[Data items]
:::::

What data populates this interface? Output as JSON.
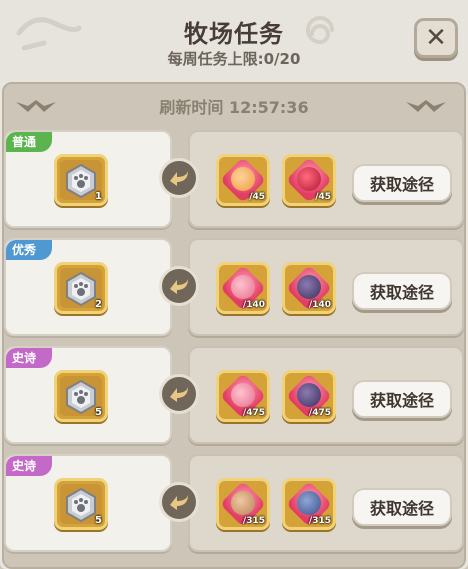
{
  "header": {
    "title": "牧场任务",
    "subtitle": "每周任务上限:0/20"
  },
  "refresh": {
    "label": "刷新时间 12:57:36"
  },
  "colors": {
    "tag_common": "#5bb44e",
    "tag_rare": "#4f98d1",
    "tag_epic": "#c36ac9",
    "slot_gold": "#d5a238",
    "gem_red": "#e23d63"
  },
  "tasks": [
    {
      "tag": "普通",
      "tag_color": "#5bb44e",
      "reward": {
        "icon": "paw-badge-icon",
        "qty": "1"
      },
      "requirements": [
        {
          "icon": "orange-creature-icon",
          "have": "",
          "need": "/45"
        },
        {
          "icon": "red-dragon-icon",
          "have": "",
          "need": "/45"
        }
      ],
      "button": "获取途径"
    },
    {
      "tag": "优秀",
      "tag_color": "#4f98d1",
      "reward": {
        "icon": "paw-badge-icon",
        "qty": "2"
      },
      "requirements": [
        {
          "icon": "pink-creature-icon",
          "have": "",
          "need": "/140"
        },
        {
          "icon": "purple-beast-icon",
          "have": "",
          "need": "/140"
        }
      ],
      "button": "获取途径"
    },
    {
      "tag": "史诗",
      "tag_color": "#c36ac9",
      "reward": {
        "icon": "paw-badge-icon",
        "qty": "5"
      },
      "requirements": [
        {
          "icon": "pink-creature-icon",
          "have": "",
          "need": "/475"
        },
        {
          "icon": "purple-beast-icon",
          "have": "",
          "need": "/475"
        }
      ],
      "button": "获取途径"
    },
    {
      "tag": "史诗",
      "tag_color": "#c36ac9",
      "reward": {
        "icon": "paw-badge-icon",
        "qty": "5"
      },
      "requirements": [
        {
          "icon": "tan-creature-icon",
          "have": "",
          "need": "/315"
        },
        {
          "icon": "blue-beast-icon",
          "have": "",
          "need": "/315"
        }
      ],
      "button": "获取途径"
    }
  ]
}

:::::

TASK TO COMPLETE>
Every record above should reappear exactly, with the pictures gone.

THE COMPLETED TASK>
What data populates this interface? Output as JSON.
{
  "header": {
    "title": "牧场任务",
    "subtitle": "每周任务上限:0/20"
  },
  "refresh": {
    "label": "刷新时间 12:57:36"
  },
  "colors": {
    "tag_common": "#5bb44e",
    "tag_rare": "#4f98d1",
    "tag_epic": "#c36ac9",
    "slot_gold": "#d5a238",
    "gem_red": "#e23d63"
  },
  "tasks": [
    {
      "tag": "普通",
      "tag_color": "#5bb44e",
      "reward": {
        "icon": "paw-badge-icon",
        "qty": "1"
      },
      "requirements": [
        {
          "icon": "orange-creature-icon",
          "have": "",
          "need": "/45"
        },
        {
          "icon": "red-dragon-icon",
          "have": "",
          "need": "/45"
        }
      ],
      "button": "获取途径"
    },
    {
      "tag": "优秀",
      "tag_color": "#4f98d1",
      "reward": {
        "icon": "paw-badge-icon",
        "qty": "2"
      },
      "requirements": [
        {
          "icon": "pink-creature-icon",
          "have": "",
          "need": "/140"
        },
        {
          "icon": "purple-beast-icon",
          "have": "",
          "need": "/140"
        }
      ],
      "button": "获取途径"
    },
    {
      "tag": "史诗",
      "tag_color": "#c36ac9",
      "reward": {
        "icon": "paw-badge-icon",
        "qty": "5"
      },
      "requirements": [
        {
          "icon": "pink-creature-icon",
          "have": "",
          "need": "/475"
        },
        {
          "icon": "purple-beast-icon",
          "have": "",
          "need": "/475"
        }
      ],
      "button": "获取途径"
    },
    {
      "tag": "史诗",
      "tag_color": "#c36ac9",
      "reward": {
        "icon": "paw-badge-icon",
        "qty": "5"
      },
      "requirements": [
        {
          "icon": "tan-creature-icon",
          "have": "",
          "need": "/315"
        },
        {
          "icon": "blue-beast-icon",
          "have": "",
          "need": "/315"
        }
      ],
      "button": "获取途径"
    }
  ]
}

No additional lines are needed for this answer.